“I am intrigued by the idea that we live our lives and, for most of us, all that's left to mark our experiences and tell our stories are memories, a few photographs, and a few random objects easily discarded. In many ways, these images and objects are like evidence – all that is left as proof of our existence once the memory has faded.
I use found materials, maps, original photographs and image transfers, and even plant prints as symbols – letting them take on meanings beyond themselves. These symbols come together in layers of semi-transparent encaustic paint or acrylic collage to create narratives that are at once deeply personal and profoundly universal. Even though I often begin a piece with a general concept or focal point, I work intuitively, building layers. I am frequently surprised by the meanings I discover in a piece once it feels complete, and am curious about what viewers discover when they look into the paintings.”
Bridget Benton has worked and taught in a variety of creative mediums since 1988 including fiber, photography, printmaking, collage, reclaimed materials, text and performance. In 2006, Bridget was drawn to encaustic as a way of layering photography, fiber, and other materials in a way that was both warm and nuanced. In her work, Bridget uses unusual juxtapositions of objects, symbols, and materials to explore themes of home, connection, belonging and memory.

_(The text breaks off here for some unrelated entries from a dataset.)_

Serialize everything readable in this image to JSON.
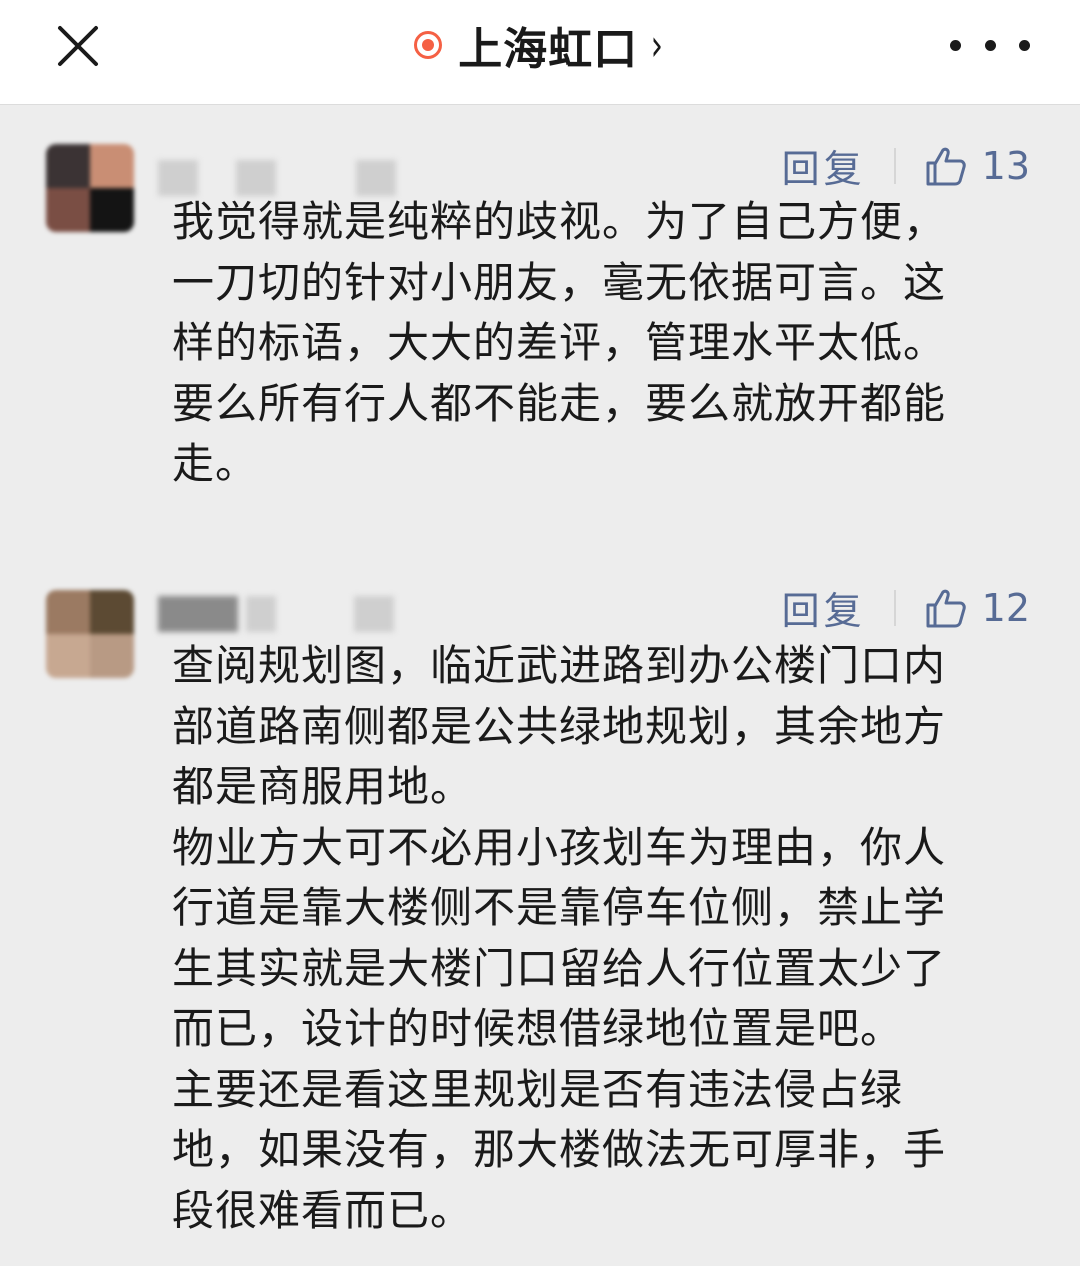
{
  "header": {
    "title": "上海虹口",
    "chevron": "›",
    "icons": {
      "close": "close-icon",
      "live": "live-dot-icon",
      "more": "more-icon"
    }
  },
  "colors": {
    "accent": "#576b95",
    "live_dot": "#f56044",
    "background": "#ededed"
  },
  "comments": [
    {
      "reply_label": "回复",
      "likes": "13",
      "text": "我觉得就是纯粹的歧视。为了自己方便，\n一刀切的针对小朋友，毫无依据可言。这\n样的标语，大大的差评，管理水平太低。\n要么所有行人都不能走，要么就放开都能\n走。"
    },
    {
      "reply_label": "回复",
      "likes": "12",
      "text": "查阅规划图，临近武进路到办公楼门口内\n部道路南侧都是公共绿地规划，其余地方\n都是商服用地。\n物业方大可不必用小孩划车为理由，你人\n行道是靠大楼侧不是靠停车位侧，禁止学\n生其实就是大楼门口留给人行位置太少了\n而已，设计的时候想借绿地位置是吧。\n主要还是看这里规划是否有违法侵占绿\n地，如果没有，那大楼做法无可厚非，手\n段很难看而已。"
    }
  ]
}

Bridget’s passion as a teacher is helping people discover and develop their own creative voice. An instructor at 310 ART, her workshops focus on techniques and processes that facilitate self-discovery and creative exploration. Her award-winning book, The Creative Conversation: ArtMaking as Playful Prayer, is a guide to creating flow in your creative work and building intuitive artmaking skills. Bridget Benton holds a BA in Studio Art and an MS in Creative Studies (the applied work of facilitating and engaging creative processes).